--- THE TASK ---
Each line that contains the word "name" is to be copied from the records below.

Interface dataset entries
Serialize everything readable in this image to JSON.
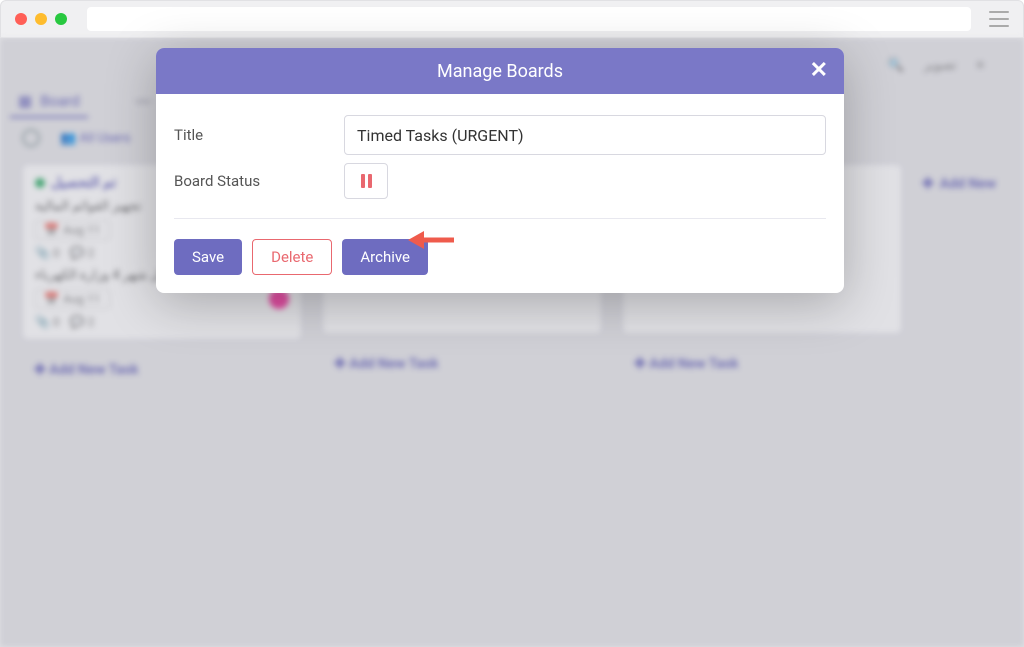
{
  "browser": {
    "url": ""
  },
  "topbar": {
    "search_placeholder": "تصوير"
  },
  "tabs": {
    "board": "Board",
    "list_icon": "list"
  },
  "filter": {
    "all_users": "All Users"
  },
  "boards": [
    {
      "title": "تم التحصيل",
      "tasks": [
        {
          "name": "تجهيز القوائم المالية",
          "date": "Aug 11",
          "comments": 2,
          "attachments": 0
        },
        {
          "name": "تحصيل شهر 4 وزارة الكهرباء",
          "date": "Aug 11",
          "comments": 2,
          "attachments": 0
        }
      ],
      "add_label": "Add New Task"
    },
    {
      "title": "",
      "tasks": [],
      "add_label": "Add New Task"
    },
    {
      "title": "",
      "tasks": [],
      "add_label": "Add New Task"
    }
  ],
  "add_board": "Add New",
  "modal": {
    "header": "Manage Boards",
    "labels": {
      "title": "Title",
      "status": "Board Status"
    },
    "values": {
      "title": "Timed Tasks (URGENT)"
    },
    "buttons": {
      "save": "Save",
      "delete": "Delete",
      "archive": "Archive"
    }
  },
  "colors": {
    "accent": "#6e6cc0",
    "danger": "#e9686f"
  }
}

--- EXERCISE ANSWER ---
          "name": "تجهيز القوائم المالية",
          "name": "تحصيل شهر 4 وزارة الكهرباء",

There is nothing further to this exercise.